New trucks that can better shelter firefighters trapped in a firestorm, as well as high-tech cameras and hundreds of new volunteers, are set to boost South Australia’s defences ahead of the next summer bushfire season.
- The SA Government is spending almost $100 million to prepare for the next bushfire season
- New trucks and thermal-imaging equipment will help protect firefighters and the public
- Past bushfire reviews have made recommendations governments have not implemented
The Montacute Country Fire Service station, in the Adelaide Hills, this week received a new dual-cab fire truck, capable of more effectively sheltering firefighters trapped in a blaze.
It is one of 25 new trucks to be delivered to South Australian CFS stations this year.
Thermal-imaging cameras capable of detecting missing people and alerting crews to hidden fire dangers will be delivered to each of the state’s country fire stations.
Six hundred new volunteers have also been recruited to join the firefighting effort this coming bushfire season.
The new equipment is part of a $97.5 million spend by the South Australian Government in response to the Keelty Report into the last bushfire season.
Former Australian Federal Police commissioner Mick Keelty’s report found there needed to be a significant financial investment to properly equip brigades for the 2020-21 season.
New trucks to protect trapped firefighters
SA Country Fire Service chief officer Mark Jones said he was pleased to see what he described as “modern trucks” coming into the fleet.
“Getting rid of those single cab [vehicles] will be a major step forward,” he said.
“This is a significant investment in the safety of the citizens of South Australia and of our firefighters.”
He said there were more than 800 fire trucks in South Australia.
Replacing all single-cab trucks with dual-cabs would make volunteers safer on the fire ground, he said.
Montacute CFS captain Steve Golding said he was extremely pleased to receive the new truck ahead of this year’s season.
He said it featured breathing equipment that would protect firefighters against noxious fumes and it also included better pumps, more water outlets and greater capacity to hold water.
“It’s a significant advantage from what we previously had,” he said.
Thermal-imaging cameras to detect hidden dangers, missing people
Mr Golding said the new thermal-imaging camera delivered to his station would help detect hidden hot spots and prevent spot fires.
He said his firefighters had to scramble following the Cudlee Creek bushfire last year because they did not have the equipment to detect hidden smouldering matter.
“We were at Cudlee Creek eight days after the fire broke out,” he recalled.
“Come the afternoon when it heated up and the wind came up, and suddenly there’s all these spot fires everywhere.
“If we’d had a camera it would have been much easier.”
CFS chief officer Jones said the cameras were also useful because they could detect missing people in buildings.
Governments ‘failed to implement previous recommendations’
A key observation from the Keelty Report was that South Australian governments had failed to implement recommendations from successive reviews into bushfires in the state.
“This review notes that there have been many previous reviews and inquiries into bushfires in South Australia [but] not all the recommendations accepted by government have been audited for implementation,” it reads.
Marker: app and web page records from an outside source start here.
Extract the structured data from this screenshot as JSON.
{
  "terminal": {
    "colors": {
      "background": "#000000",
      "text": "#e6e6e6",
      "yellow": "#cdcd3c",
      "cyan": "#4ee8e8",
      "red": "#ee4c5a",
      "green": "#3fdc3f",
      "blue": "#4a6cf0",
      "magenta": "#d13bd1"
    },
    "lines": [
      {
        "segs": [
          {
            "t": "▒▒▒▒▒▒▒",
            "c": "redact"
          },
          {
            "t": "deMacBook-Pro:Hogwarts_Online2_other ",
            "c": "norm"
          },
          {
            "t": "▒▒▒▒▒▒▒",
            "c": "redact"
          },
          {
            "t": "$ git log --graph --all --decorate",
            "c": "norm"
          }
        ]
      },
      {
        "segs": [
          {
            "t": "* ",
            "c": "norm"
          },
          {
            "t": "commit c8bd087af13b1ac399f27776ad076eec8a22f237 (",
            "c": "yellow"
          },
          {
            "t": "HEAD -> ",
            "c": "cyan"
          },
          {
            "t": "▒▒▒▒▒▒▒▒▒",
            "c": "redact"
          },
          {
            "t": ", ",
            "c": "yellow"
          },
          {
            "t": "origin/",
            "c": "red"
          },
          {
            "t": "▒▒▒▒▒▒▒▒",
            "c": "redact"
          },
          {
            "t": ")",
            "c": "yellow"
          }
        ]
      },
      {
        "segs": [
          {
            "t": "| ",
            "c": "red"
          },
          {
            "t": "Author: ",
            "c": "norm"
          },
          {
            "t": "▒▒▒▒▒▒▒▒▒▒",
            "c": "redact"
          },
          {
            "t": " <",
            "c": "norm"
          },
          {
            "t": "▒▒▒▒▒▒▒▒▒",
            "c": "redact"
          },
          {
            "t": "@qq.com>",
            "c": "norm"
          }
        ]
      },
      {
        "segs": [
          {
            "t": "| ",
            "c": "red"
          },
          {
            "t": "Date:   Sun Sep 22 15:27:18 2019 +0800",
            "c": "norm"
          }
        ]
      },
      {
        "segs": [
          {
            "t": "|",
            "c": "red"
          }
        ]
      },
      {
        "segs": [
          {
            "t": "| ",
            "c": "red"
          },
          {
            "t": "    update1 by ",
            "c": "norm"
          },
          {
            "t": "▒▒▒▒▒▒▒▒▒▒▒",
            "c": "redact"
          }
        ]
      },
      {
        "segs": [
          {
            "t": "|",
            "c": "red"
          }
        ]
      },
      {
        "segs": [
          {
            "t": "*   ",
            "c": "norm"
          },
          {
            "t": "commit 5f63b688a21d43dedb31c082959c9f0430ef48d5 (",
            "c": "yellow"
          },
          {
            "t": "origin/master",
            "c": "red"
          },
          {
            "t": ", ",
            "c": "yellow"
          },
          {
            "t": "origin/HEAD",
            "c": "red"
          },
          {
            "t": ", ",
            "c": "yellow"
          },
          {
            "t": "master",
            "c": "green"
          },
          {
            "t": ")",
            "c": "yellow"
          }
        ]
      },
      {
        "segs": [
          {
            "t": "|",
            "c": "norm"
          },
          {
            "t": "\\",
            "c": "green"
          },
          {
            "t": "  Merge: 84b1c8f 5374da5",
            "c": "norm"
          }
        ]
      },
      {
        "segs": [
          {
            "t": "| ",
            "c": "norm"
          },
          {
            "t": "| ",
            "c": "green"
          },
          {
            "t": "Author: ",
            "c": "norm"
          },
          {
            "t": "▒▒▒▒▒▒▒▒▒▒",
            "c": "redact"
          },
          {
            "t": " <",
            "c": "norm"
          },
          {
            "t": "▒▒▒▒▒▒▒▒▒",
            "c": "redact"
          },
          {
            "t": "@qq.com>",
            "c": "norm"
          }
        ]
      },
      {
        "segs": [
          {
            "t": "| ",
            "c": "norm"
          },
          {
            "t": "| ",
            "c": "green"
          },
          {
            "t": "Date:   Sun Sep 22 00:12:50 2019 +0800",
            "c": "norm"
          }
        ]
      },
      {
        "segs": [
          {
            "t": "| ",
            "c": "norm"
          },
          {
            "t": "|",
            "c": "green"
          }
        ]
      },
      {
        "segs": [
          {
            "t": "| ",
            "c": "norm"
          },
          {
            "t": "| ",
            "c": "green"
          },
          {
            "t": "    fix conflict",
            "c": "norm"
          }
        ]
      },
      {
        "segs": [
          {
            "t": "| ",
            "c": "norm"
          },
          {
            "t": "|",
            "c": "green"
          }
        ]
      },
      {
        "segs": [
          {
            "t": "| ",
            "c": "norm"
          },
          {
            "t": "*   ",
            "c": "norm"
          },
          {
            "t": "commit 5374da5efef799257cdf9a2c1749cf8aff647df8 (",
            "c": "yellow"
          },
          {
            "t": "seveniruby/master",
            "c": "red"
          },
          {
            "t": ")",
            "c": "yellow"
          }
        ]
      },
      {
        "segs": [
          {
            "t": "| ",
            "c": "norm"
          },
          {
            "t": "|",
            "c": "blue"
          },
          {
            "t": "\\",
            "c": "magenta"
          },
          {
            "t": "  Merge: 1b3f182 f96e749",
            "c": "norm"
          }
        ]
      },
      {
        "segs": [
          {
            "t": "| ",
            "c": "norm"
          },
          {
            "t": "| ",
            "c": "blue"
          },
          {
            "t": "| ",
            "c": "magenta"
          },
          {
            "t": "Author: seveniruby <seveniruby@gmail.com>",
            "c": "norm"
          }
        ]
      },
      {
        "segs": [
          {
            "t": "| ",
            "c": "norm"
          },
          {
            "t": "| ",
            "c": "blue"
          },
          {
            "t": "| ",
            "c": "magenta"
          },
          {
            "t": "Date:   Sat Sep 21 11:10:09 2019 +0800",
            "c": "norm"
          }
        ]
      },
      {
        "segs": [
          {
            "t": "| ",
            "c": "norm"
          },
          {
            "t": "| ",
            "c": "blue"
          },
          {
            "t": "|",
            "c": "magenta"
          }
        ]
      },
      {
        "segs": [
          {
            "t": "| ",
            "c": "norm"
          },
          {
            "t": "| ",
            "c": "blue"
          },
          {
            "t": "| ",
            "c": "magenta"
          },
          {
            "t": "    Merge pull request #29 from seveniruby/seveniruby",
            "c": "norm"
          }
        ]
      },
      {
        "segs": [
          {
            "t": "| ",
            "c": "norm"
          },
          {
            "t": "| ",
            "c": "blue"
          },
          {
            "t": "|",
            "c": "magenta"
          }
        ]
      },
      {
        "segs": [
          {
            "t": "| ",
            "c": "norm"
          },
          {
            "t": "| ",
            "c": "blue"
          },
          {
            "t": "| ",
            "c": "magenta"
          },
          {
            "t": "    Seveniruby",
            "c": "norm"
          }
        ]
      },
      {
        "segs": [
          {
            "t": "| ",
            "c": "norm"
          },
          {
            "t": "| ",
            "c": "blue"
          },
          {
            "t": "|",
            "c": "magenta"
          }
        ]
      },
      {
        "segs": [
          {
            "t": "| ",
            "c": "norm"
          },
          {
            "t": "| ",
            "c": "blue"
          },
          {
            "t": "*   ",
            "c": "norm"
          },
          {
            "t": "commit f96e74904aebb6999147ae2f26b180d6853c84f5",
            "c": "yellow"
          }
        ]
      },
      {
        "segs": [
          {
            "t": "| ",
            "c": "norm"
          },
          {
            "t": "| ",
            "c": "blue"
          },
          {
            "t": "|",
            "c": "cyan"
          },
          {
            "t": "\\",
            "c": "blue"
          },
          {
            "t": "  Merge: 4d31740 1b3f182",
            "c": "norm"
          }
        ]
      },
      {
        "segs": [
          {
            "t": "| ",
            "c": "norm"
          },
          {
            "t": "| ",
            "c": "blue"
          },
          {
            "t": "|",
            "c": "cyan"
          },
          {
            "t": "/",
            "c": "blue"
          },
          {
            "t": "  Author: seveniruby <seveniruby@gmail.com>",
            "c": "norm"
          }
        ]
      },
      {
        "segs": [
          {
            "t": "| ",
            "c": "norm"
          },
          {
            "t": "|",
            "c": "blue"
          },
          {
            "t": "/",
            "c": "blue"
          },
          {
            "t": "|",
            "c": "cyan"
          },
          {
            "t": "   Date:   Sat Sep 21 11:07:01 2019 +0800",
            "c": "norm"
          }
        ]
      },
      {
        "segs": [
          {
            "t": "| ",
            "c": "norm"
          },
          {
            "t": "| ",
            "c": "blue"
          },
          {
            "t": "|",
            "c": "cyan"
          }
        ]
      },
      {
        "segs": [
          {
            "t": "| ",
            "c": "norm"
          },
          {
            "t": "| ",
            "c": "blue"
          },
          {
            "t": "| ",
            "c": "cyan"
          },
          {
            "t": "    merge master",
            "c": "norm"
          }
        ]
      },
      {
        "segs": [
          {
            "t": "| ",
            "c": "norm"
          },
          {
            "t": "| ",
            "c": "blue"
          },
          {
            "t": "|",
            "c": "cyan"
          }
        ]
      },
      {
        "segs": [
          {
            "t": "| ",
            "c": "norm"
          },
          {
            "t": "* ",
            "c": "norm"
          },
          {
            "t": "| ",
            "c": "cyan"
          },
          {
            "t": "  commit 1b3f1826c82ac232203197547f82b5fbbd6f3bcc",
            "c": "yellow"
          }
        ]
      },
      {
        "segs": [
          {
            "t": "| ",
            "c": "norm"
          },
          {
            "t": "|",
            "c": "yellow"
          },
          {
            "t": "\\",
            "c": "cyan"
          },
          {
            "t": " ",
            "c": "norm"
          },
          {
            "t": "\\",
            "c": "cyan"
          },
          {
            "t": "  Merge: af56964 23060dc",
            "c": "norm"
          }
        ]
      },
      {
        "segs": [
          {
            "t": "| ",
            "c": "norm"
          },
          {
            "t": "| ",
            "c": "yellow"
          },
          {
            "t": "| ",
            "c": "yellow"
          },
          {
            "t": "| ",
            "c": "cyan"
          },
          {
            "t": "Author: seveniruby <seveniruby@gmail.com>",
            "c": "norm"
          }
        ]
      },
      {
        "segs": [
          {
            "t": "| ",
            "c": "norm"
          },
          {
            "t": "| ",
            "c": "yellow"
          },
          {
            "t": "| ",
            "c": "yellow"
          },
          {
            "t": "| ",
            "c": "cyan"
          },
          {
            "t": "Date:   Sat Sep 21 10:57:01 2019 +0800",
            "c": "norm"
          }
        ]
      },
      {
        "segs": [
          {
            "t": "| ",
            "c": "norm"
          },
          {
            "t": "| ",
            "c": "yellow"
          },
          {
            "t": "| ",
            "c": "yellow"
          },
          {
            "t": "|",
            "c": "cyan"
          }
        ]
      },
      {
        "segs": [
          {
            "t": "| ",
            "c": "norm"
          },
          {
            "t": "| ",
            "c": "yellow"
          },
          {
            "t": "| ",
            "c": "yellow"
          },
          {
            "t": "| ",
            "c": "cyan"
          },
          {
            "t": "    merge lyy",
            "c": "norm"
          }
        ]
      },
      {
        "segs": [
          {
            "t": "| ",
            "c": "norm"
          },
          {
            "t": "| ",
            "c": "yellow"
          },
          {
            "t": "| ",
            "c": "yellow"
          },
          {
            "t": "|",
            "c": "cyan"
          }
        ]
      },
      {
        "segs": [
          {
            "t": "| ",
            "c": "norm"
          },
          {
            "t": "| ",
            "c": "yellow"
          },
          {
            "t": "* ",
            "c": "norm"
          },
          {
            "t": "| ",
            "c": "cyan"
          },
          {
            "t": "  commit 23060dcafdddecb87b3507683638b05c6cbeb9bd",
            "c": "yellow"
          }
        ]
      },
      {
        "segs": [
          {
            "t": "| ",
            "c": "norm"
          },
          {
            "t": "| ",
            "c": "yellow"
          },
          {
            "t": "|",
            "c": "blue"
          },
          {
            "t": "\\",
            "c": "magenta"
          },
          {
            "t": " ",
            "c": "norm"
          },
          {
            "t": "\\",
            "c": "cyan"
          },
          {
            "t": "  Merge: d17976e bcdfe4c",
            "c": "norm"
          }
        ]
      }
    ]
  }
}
Emergency Services Minister Vincent Tarzia said the Marshall Government was working quickly address Mr Keelty’s recommendations.
He said the Government had learned from the devastation of the 2019-20 bushfire season.
“The Keelty Review was completed, and actions taken immediately, so we can better manage bushfires and the impact they have on our communities,” Mr Tarzia said.
“The Marshall Liberal Government’s action plan is already equipping South Australia with state-of-the-art equipment and resources in preparation for future fire threats.”
He added that the Government was hoping to establish a “permanent, paid resource” on Kangaroo Island — which was ravaged by bushfires over December and January — “hopefully this bushfire season”.